In 2008, Susan Hayden’s husband and creative partner, actor and writer Christopher Allport, died in a skiing accident, leaving her to raise their 11-year-old son. Looking for a place to heal and find a sense of belonging and to connect with others, the writer-performer-impressario created Library Girl, the monthly spoken-word performance/salon, which is currently celebrating its 10th anniversary.
The imputus came from two friends, John Ruskin and Mike Myers, who run the Ruskin Group Theatre by Santa Monica Airport, and the name for the show came from Hayden’s son, Mason Summit. The first time he saw his mother wearing glasses, he called her “Library Girl” and “Bookworm Beauty.”
Hayden told the Journal she always saw Library Girl as a gathering. “It’s a place for community,” she said. “It’s a place to hear people reading from their own work. People love to come and connect.”
It’s also a family affair. Her son, a singer-songwriter who has released four albums, opens every show with his new material. Each show is based around a theme — usually a lyric or song title. Other nights are tributes or memorials to writers Hayden admires — Sam Shepard, Eudora Welty, Charles Bukowski — or dedicated to local small presses. These are of particular importance to Hayden because, she said, it gives lesser-known authors a “place to be heard, sell their books and get exposed to a new audience.”
Authors are free to read whatever they wish and she doesn’t check the work beforehand. There are only two rules: Each author is limited to seven minutes, and they can’t read off a phone or a tablet. “Library Girl is the opposite of technology,” Hayden said. “The idea is to get away from a screen for a little while and connect with other people.” She compares it to the idea of Shabbat as a time to disconnect from the world and focus on community. The monthly show “is not unlike a congregation at a temple desirous of ritual and gathering as a way to find meaning.”
It’s something she picked up from her family, growing up in Encino in a kosher home and as members of Valley Beth Shalom synagogue. Hayden went to Hebrew school three times a week and spoke fluent Hebrew but found the Conservative congregation a little too constraining. “I couldn’t find my place at the temple, or the connection I was seeking,” she said. She quit as she was heading into the home stretch of her bat mitzvah training.
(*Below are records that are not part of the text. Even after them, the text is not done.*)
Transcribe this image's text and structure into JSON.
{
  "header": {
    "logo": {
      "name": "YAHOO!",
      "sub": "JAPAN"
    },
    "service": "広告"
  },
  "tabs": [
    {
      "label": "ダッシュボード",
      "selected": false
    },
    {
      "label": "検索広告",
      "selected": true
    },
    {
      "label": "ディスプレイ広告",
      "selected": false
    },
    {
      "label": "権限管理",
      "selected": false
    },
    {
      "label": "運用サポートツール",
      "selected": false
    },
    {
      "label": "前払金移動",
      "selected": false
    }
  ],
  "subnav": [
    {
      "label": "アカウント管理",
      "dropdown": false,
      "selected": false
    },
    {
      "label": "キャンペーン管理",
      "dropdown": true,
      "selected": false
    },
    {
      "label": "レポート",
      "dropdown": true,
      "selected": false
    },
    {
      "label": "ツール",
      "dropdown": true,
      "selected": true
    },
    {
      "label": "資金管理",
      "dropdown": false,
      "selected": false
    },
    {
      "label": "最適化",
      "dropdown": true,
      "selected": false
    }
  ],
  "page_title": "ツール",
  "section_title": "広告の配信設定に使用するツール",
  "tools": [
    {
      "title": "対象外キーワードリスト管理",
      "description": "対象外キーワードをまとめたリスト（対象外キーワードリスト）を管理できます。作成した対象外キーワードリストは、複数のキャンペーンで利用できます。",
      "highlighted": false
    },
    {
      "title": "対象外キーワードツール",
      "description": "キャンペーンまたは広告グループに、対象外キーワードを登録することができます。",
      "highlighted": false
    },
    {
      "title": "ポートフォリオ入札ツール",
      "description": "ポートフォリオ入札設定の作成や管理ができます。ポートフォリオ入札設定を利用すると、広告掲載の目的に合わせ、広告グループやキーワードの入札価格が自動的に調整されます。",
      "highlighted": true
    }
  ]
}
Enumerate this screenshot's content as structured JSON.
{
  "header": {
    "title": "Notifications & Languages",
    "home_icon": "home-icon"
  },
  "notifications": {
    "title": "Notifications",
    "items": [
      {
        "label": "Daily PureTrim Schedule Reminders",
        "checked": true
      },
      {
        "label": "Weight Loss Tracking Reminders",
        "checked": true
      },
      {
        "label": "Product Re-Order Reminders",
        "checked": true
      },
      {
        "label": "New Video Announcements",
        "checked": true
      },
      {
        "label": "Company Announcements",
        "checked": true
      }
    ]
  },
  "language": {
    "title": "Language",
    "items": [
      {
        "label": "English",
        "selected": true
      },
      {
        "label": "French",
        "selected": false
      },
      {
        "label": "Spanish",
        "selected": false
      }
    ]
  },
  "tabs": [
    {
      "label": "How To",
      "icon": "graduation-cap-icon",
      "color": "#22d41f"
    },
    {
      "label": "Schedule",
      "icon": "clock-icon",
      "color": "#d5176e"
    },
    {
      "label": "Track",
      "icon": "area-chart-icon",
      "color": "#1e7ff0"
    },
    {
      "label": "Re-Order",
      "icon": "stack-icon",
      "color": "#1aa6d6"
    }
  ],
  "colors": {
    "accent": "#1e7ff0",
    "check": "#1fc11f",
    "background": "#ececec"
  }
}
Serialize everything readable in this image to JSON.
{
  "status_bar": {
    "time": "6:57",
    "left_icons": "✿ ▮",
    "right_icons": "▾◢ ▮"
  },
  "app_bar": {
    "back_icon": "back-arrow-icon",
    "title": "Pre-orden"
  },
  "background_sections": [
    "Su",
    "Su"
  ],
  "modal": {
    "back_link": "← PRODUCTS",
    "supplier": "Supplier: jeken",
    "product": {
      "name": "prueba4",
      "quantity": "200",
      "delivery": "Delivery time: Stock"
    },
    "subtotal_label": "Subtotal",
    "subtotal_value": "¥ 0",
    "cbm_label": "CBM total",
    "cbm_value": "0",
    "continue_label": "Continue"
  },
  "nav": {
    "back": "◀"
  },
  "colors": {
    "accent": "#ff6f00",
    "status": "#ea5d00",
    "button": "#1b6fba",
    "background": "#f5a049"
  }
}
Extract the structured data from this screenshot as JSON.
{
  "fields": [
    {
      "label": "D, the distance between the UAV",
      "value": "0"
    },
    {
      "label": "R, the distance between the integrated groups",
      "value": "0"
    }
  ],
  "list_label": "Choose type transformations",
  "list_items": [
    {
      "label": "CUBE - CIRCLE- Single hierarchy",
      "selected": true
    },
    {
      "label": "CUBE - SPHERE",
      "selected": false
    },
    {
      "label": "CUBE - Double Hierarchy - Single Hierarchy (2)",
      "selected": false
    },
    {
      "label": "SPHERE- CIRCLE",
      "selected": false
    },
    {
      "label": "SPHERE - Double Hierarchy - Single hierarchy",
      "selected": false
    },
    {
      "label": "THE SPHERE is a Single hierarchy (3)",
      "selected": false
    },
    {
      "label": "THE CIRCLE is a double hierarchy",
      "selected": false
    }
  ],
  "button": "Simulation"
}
Her father was devastated, Hayden said, but recognized she was becoming her own person. She didn’t turn completely away from Judaism, spending summers at Camp JCA Shalom in Malibu, where the observance was more to her liking. “It felt like Judaism-lite. There was a guitarist and on Shabbat everyone wore white and held candles. It was beautiful.”
She also spent time as a teenager at the Jewish Community Center in North Hollywood. Even so, she said, “I’m more of a cultural Jew. I’m grateful for having been raised Jewish and have a greater understanding of it now.”
She also embodies the idea of tikkun olam. She makes no money producing her shows. Every dollar she takes in is donated to the theater.
With Library Girl’s 10th anniversary, Hayden is proud of the community she’s created. “We’re all looking for a place to belong,” she said, noting that Library Girl is “a place where people come to connect and hear each other’s stories.”
Library Girl is held the second Sunday of every month at Ruskin Group Theatre Co., 3000 Airport Ave., Santa Monica. For more information, visit her website.